Indian Pride: Episode 112: Tribal Government Structure

Producer
Prairie Public
Year

This episode of the "Indian Pride" television series, aired in 2007, chronicles the governance structures of several Native nations in an effort to show the diversity of governance systems across Indian Country. It also features an interview with then-chairman Harold "Gus" Frank of the Forest County Potawatomi (FCP) in Wisconsin, who provides a detailed overview of FCP's constitution and governance system, including how it determines who its citizens are.

Resource Type
Citation

Prairie Public. "Indian Pride (Episode 112): Tribal Government Structure." Indian Pride television series. Prairie Public. Fargo, North Dakota. 2007. Video. (https://www.youtube.com/watch?v=oEGf_AI19to, accessed July 24, 2023)

Ho-Chunk Village

Year

Through the creation of new job opportunities at Ho-Chunk, Inc., there came the need for additional housing on the Winnebago Reservation. The Ho-Chunk Village concept was developed to fulfill that void. Upon its completion, the Ho-Chunk Village's residential area will include over 110 housing units featuring single home ownership, multi-family rental and live-work units. The Ho-Chunk Village Plan site features a description of how the village was developed, the master plan, an interactive map, and a Ho-Chunk Village video tour...
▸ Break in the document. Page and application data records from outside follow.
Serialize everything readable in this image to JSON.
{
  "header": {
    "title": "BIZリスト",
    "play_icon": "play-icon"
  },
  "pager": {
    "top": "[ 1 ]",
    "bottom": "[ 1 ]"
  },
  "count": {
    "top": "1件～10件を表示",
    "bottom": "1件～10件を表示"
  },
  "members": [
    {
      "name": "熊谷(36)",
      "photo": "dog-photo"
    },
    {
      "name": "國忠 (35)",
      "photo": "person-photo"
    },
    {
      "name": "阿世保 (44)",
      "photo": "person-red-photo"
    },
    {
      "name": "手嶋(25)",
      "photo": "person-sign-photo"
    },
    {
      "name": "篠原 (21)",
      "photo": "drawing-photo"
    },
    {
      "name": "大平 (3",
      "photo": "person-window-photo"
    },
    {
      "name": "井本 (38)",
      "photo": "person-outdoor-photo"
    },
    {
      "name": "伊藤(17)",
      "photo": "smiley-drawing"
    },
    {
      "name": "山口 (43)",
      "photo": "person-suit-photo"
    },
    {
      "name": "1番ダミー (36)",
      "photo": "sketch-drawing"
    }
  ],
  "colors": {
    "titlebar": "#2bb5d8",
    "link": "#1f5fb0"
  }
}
Citation

Ho-Chunk, Inc. "Ho-Chunk Village." Winnebago Tribe of Nebraska. Winnebago, Nebraska. 2013. Website. (http://www.hochunkinc.com/village-tour.php, accessed September 11, 2013)